On display at Tekniska
Type Outdoors playground
Topics Plane curves

A spiral slide on display at the front yard of the Tekniska museum.


A slide of steel in the shape of a nautilus shell is the central piece in Tekniska’s Mathematical Garden. This is true figuratively (it attracts attention); and literally, since the garden has the shape of a giant spiral and the slide is in the center.

Activities and user interaction

The slide has a instruction sign and there is also information in different levels about the mathematical aspects of the Nautilus shell and the connections to both Fibonacci and the golden ratio and spiral.

The purpose is to experience math with your body and to encourage curiosity for math. And visitors love it!

Mathematical background

The nautilus shell is one of the classics for describing connections between math, art, and nature. It is often said to be connected to Fibonacci and the golden ratio, although there are some misconceptions.

There are many types of spirals, often confused:

  1. Fibonacci spiral: Take a sequence of squares with sides corresponding to the Fibonacci sequence. Place the two 1x1 squares next to each other, and then arrange the rest of the squares by resting one side in the segment that joins the sides of two preceding squares. Finally, draw quarters of circle on each square, tracing a spiral. This construction cannot be extended inwards, only outwards following the Fibonacci sequence. This spiral is the one depicted in Tekniska's Mathematical Garden.
  2. Golden rectangle spiral: Take a rectangle in golden ratio. Cut a square inside. Because of the golden ratio of the rectangle, the leftover after cutting a square is another golden rectangle. Then we can repeat the process by cutting nested squares. The process can be also done outwards. Finally, draw quarters of circle on each square, tracing a spiral.
  3. Logarithmic spiral: Those spirals have the polar equation r = e. This exponential growth appears in living organisms, populations, and other natural processes, where the growth rate depends on the size. This is the type of spiral that appears in nautilus shells (and in other spirals in nature such as galaxies).
  4. Golden spiral: This is just a logarithmic spiral with a certain value of k, that approximates with great accuracy a Golden rectangle spiral. When overlapping, all the points of the Golden rectangle spiral that lie on a vertex of a square, also lie on the (logarithmic) Golden spiral.
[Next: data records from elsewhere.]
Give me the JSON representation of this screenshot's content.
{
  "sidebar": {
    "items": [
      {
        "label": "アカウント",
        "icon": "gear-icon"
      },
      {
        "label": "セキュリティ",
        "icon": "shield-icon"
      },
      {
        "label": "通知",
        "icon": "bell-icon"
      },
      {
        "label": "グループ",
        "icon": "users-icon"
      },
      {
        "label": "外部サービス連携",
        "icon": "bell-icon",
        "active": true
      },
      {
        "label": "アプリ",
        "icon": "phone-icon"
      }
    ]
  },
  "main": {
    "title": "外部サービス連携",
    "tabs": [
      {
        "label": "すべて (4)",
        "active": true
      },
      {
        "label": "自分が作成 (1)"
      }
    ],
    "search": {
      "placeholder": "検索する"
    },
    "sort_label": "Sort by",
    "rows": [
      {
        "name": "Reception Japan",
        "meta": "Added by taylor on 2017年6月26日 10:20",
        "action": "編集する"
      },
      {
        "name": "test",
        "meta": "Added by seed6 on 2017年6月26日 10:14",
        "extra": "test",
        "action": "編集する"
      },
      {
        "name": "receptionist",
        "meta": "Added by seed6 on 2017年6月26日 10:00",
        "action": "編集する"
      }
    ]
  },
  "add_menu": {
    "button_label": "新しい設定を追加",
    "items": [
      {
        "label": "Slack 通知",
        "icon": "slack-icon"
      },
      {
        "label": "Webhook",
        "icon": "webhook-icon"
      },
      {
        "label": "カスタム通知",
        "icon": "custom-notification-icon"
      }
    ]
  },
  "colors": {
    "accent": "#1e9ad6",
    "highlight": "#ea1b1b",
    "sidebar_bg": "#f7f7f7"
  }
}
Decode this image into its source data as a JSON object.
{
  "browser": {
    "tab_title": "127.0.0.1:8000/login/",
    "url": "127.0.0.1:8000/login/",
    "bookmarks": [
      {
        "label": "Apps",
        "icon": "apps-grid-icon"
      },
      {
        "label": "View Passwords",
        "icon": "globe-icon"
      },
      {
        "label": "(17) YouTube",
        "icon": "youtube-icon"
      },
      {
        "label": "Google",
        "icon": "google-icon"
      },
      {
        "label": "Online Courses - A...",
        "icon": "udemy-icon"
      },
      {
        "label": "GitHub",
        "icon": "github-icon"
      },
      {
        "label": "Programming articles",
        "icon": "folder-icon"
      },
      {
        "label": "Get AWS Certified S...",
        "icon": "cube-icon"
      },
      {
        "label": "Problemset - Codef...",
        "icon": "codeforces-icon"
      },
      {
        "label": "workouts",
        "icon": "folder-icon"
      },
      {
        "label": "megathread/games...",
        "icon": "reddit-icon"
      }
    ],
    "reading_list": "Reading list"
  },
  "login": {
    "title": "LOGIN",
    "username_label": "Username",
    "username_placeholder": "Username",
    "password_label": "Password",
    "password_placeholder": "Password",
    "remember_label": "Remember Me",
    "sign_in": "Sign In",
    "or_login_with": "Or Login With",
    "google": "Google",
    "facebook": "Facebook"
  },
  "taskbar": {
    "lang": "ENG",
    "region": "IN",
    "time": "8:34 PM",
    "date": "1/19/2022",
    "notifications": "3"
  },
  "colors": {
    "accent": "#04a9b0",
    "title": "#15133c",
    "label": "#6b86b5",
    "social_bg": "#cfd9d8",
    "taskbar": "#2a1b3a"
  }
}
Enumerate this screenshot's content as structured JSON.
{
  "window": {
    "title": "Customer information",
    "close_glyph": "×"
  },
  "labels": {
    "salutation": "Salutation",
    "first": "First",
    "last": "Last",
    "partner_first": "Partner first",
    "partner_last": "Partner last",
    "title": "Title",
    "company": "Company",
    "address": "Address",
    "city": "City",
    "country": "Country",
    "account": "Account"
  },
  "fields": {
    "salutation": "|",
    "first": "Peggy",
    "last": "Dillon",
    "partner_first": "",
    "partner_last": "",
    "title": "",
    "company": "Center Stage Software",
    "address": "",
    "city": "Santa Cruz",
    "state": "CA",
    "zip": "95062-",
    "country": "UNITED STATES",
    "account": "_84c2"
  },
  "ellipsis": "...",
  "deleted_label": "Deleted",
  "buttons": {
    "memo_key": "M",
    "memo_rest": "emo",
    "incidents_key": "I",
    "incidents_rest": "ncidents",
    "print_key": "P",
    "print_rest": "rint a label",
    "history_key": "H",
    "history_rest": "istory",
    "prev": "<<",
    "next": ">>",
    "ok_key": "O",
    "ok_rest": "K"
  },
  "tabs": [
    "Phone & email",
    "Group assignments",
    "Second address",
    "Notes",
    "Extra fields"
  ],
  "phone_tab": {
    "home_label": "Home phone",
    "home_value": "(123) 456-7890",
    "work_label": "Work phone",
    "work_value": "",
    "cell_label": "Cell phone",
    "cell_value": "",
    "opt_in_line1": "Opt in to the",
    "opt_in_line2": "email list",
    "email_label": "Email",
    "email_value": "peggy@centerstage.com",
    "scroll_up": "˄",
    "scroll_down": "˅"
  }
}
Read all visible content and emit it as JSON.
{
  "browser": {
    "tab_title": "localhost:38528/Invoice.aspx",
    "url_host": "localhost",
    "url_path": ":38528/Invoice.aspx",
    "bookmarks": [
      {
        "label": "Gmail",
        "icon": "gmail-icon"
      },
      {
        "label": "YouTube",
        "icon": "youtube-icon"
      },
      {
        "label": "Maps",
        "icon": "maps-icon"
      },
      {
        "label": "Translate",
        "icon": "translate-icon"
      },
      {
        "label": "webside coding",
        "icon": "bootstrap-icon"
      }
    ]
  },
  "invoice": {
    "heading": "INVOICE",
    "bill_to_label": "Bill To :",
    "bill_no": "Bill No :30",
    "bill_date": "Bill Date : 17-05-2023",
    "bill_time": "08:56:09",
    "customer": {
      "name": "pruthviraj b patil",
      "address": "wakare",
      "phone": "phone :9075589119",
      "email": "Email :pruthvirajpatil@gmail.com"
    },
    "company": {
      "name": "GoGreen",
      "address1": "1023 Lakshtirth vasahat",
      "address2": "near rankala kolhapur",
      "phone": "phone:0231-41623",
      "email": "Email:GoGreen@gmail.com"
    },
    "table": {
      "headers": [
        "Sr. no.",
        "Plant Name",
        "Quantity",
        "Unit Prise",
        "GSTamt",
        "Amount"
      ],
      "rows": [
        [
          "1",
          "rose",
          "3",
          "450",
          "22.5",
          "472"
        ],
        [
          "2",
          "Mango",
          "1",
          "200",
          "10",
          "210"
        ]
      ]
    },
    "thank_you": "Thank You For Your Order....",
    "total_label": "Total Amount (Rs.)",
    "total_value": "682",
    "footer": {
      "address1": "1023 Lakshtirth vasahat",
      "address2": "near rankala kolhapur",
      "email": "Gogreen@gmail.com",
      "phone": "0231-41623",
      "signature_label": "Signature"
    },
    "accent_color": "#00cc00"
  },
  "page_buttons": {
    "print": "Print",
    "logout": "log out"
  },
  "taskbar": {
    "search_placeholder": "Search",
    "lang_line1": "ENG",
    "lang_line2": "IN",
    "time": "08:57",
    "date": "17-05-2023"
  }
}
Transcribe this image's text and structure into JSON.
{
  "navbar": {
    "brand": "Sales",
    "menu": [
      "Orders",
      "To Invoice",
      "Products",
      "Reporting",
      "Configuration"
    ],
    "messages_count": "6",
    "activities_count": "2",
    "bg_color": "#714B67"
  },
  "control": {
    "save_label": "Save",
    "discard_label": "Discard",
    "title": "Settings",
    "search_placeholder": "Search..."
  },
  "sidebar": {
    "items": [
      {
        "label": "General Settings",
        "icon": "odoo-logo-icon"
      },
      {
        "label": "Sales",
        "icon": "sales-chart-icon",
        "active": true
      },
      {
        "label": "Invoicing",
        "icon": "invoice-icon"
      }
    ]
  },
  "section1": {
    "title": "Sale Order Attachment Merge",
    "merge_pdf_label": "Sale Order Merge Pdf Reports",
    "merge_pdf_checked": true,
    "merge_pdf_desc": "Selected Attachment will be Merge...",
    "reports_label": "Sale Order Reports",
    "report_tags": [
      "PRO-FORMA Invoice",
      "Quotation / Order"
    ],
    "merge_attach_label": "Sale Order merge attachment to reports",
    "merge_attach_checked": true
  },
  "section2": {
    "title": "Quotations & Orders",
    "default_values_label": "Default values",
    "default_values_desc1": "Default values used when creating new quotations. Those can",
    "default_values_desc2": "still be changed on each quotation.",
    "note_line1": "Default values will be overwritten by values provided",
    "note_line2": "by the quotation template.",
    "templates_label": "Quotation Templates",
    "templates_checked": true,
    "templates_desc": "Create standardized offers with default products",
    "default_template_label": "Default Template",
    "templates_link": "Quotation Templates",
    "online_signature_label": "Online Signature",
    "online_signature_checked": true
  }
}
On the spirals made of arcs of circles, the curve is continuous, but its growth is not: on each quarter of a circle the radius is constant, it does not grow, and suddenly at each joint between an arc and another the radius (and thus, the curvature) changes by a step.

Actual nautiluses do not follow a circle-piecewise spiral, because they grow continuously. Real nautiluses (and snails, and other shell animals) follow a logarithmic spiral and have many different growth rates (different values of k). It is, in principle, possible to find in nature (or to imagine) a nautilus with a value of k close to that of a golden spiral. Since the golden spiral can be well approximated by a Fibonacci spiral or by a Golden rectangle spiral, one can say that those curves look like a nautilus.

See a more detailed explanation of the different spirals in Wikipedia [1]. See also [2].

History and museology

The idea of making such a slide was a result of a workshop with artists, mathematicians, teachers, and architects. The slide is completely custom-made.

Aerial view of Tekniska’s Mathematical Garden.